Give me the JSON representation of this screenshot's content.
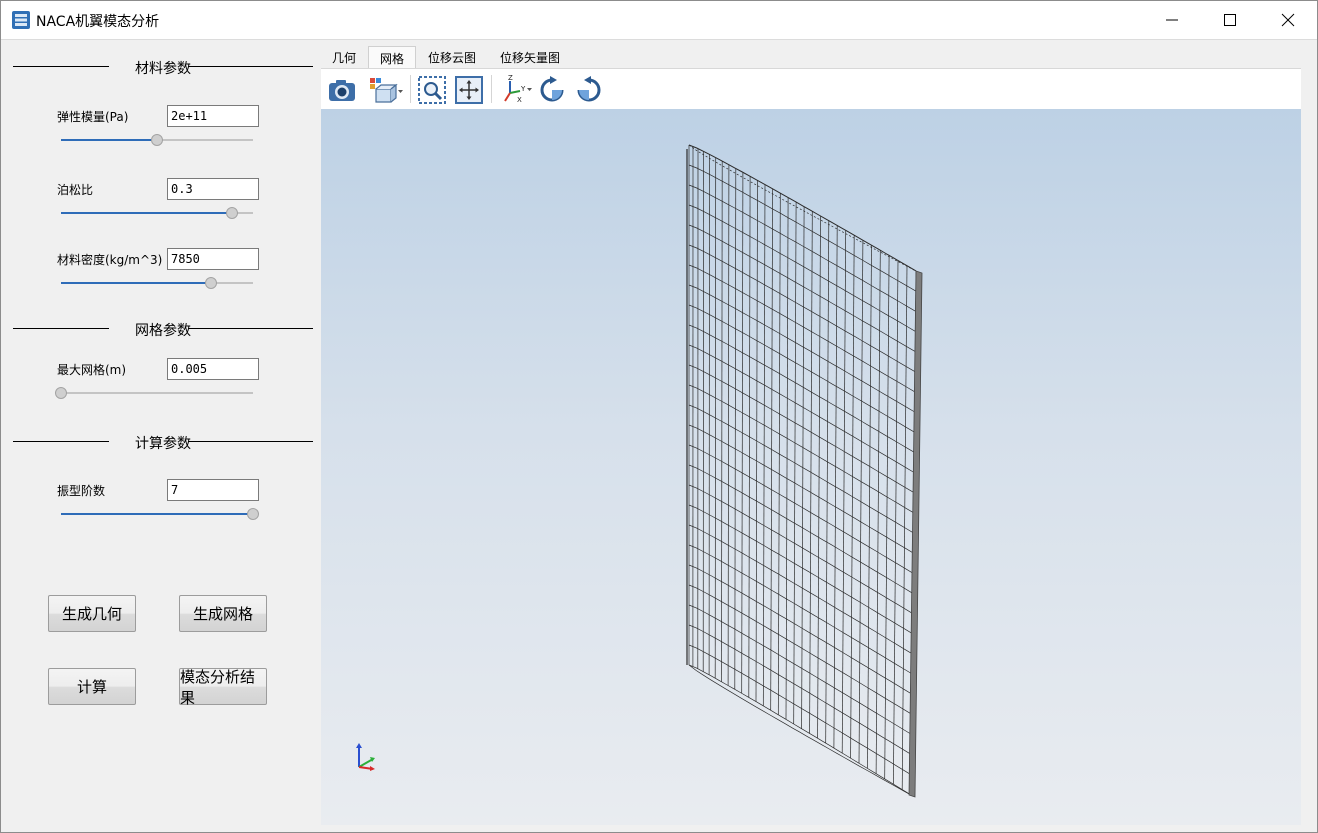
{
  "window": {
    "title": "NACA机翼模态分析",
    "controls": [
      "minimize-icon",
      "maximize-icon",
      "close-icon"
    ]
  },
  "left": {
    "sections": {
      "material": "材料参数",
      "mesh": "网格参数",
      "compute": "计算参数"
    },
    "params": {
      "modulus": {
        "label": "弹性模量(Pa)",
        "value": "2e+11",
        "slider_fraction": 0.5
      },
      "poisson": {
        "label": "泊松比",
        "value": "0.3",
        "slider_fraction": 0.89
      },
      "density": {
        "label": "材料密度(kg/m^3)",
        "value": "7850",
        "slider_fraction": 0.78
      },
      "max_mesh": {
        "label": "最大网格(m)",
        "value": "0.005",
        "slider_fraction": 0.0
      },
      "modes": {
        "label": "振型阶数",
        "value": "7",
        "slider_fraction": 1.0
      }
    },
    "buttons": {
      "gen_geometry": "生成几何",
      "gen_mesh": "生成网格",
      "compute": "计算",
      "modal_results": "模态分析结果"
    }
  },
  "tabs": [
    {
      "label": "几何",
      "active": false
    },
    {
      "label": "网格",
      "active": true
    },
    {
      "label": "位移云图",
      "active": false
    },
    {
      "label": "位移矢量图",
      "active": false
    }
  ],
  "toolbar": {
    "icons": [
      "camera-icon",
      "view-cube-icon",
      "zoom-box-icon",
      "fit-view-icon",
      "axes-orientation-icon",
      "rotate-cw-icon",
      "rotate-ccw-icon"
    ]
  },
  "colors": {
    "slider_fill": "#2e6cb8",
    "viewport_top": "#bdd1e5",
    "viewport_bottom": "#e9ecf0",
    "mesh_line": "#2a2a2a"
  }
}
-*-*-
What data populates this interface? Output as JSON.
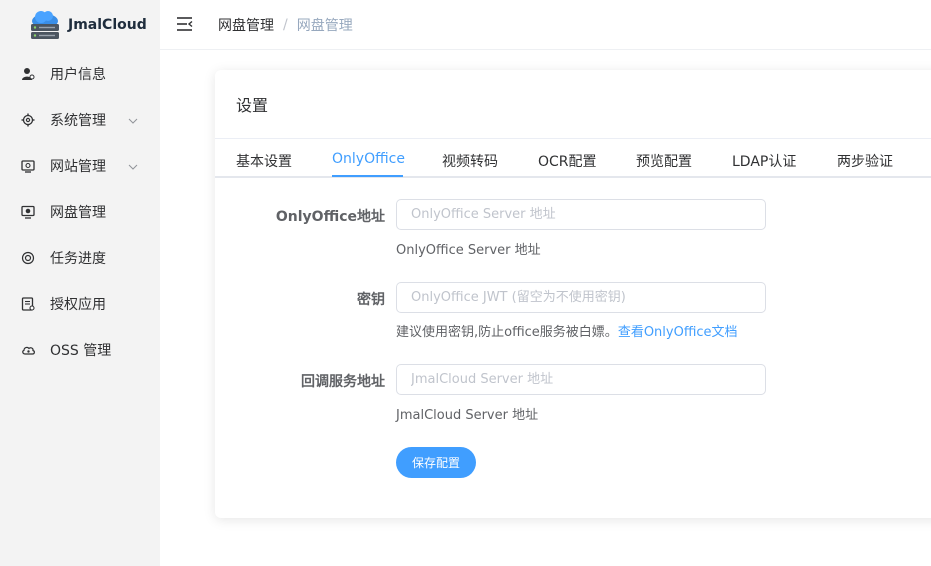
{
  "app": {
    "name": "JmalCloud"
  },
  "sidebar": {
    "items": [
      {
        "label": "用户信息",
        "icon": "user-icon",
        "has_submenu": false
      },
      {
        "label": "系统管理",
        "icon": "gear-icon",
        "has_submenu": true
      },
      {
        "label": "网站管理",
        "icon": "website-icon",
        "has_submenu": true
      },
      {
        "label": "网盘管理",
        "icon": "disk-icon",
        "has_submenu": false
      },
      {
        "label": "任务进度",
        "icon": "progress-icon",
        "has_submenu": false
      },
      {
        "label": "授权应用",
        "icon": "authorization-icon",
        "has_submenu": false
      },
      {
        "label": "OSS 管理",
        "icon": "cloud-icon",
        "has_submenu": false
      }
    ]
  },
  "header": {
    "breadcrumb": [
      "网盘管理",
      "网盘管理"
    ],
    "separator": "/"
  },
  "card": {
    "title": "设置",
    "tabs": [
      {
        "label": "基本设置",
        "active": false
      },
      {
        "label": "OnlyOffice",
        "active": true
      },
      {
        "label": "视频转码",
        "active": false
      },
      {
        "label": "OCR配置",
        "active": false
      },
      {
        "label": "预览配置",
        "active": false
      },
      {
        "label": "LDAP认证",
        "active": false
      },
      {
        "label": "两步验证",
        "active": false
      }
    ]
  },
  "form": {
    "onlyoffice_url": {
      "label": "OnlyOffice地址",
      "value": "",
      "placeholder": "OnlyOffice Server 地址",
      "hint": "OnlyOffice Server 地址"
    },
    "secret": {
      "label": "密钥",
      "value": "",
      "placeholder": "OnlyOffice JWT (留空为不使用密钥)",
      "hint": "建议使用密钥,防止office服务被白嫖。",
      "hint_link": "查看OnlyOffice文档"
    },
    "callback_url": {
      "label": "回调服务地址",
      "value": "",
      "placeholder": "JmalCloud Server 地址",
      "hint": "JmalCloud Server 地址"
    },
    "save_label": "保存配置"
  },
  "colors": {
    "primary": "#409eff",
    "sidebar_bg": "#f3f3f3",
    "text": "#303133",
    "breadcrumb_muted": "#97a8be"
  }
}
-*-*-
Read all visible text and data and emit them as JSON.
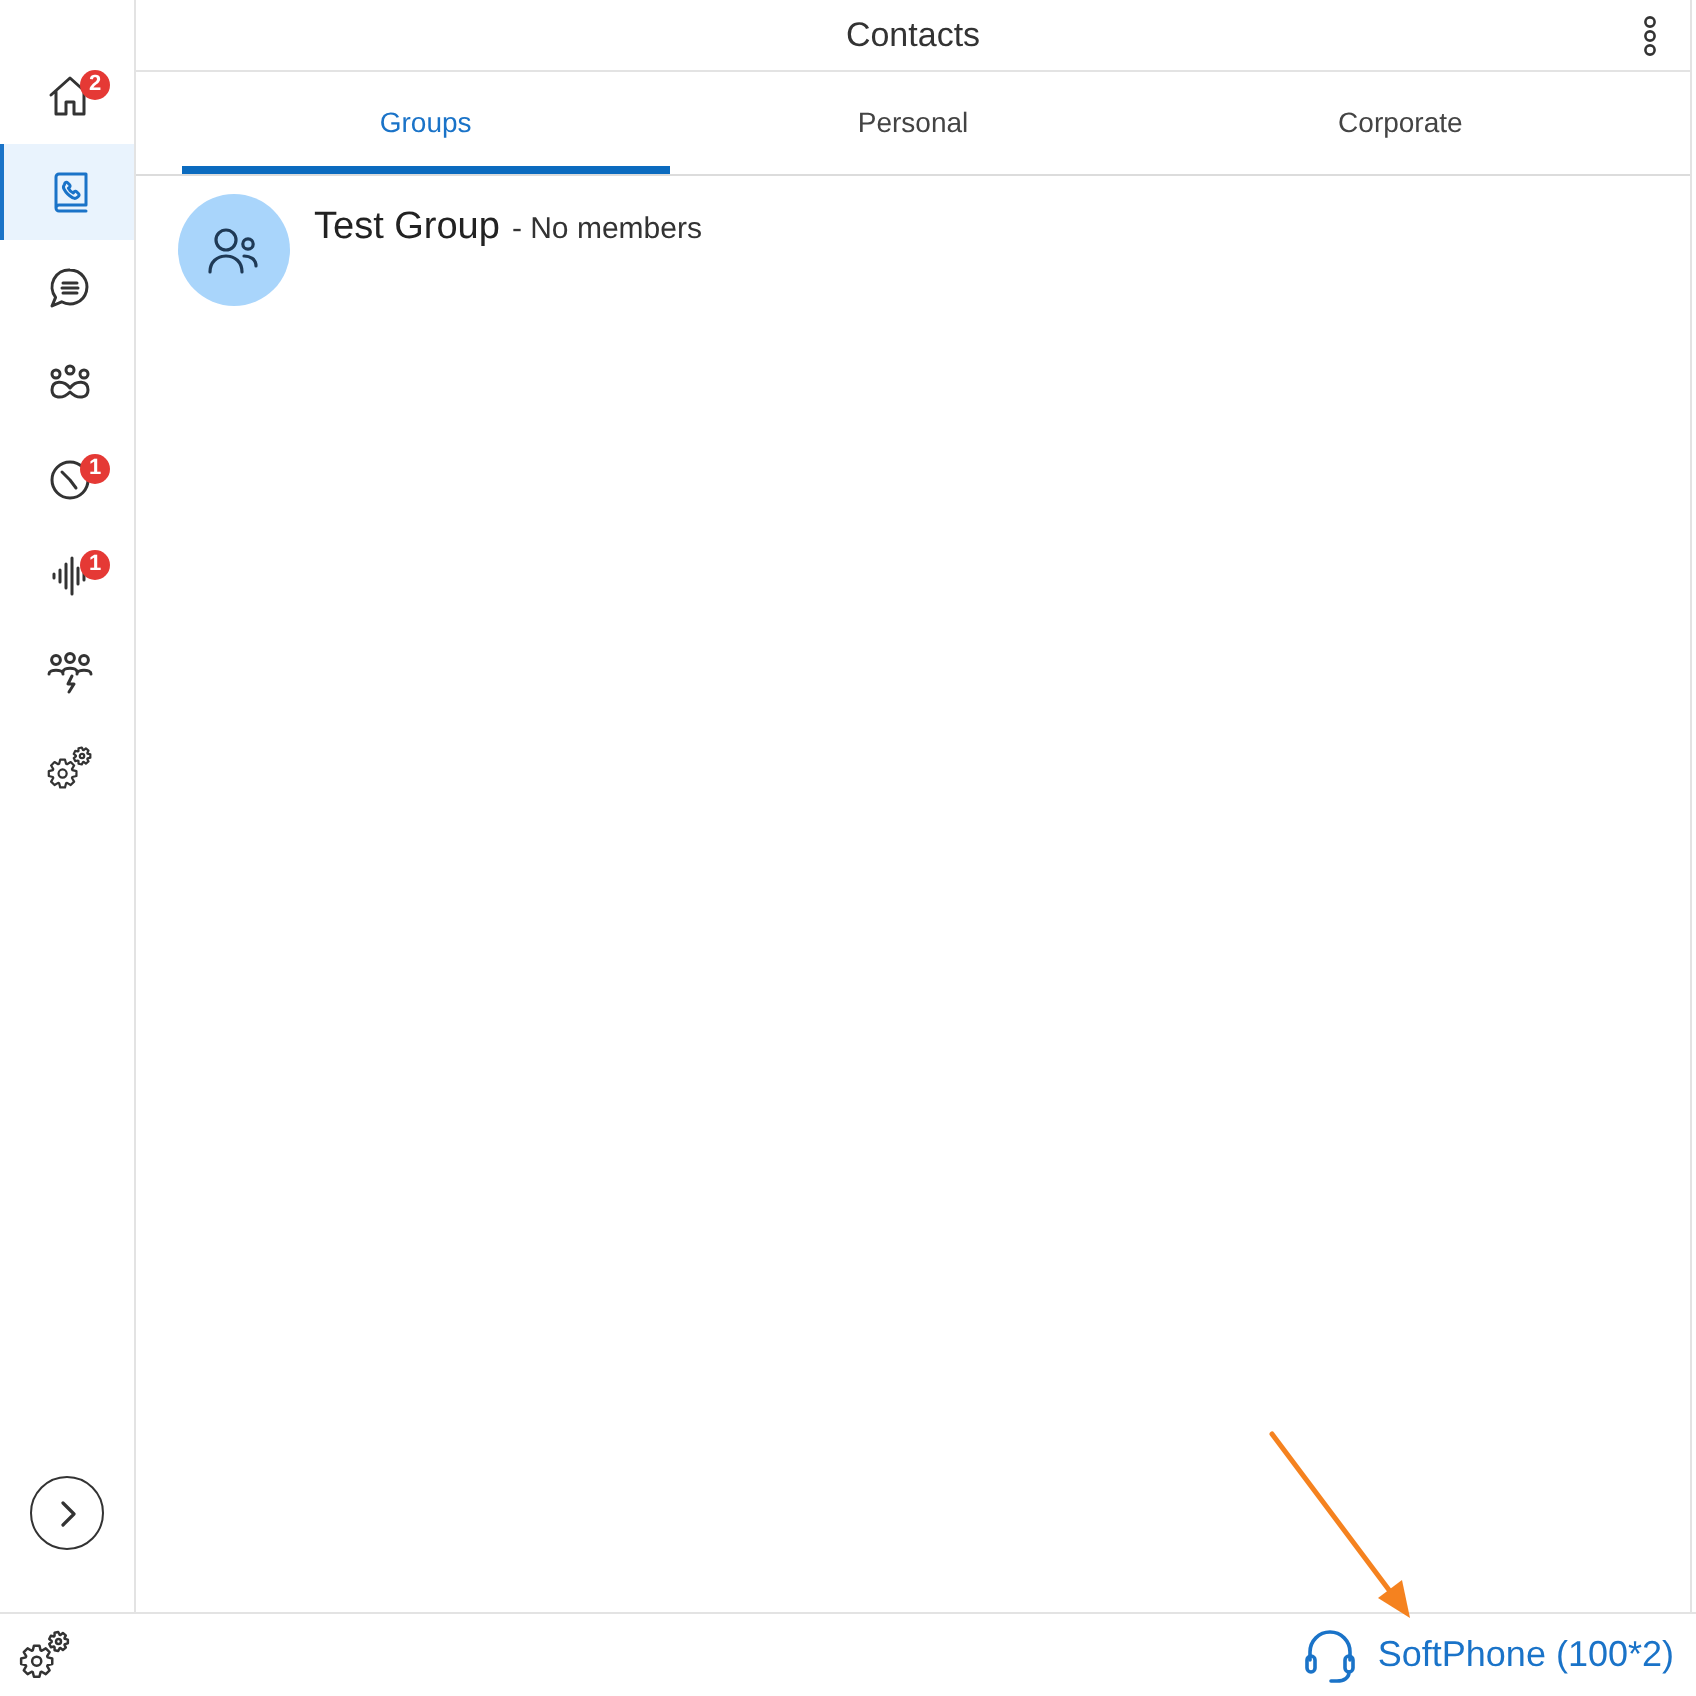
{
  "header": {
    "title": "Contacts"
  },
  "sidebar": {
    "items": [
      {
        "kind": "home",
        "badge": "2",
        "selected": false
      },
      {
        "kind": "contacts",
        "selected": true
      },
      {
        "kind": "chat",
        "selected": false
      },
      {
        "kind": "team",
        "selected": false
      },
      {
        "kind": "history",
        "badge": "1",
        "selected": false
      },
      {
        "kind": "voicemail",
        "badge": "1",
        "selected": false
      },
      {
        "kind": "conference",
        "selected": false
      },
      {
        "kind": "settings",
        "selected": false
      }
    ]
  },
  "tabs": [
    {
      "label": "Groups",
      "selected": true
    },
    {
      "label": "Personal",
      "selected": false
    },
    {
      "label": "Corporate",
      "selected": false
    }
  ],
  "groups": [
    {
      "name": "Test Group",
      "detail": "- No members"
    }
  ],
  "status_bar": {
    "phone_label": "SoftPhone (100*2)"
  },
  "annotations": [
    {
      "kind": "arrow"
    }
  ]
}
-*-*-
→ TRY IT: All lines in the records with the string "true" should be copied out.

→ SOLUTION FOR THIS TASK:
      "active": true
        "has_submenu": true
        "has_submenu": true
        "active": true
        "selected": true
      "selected": true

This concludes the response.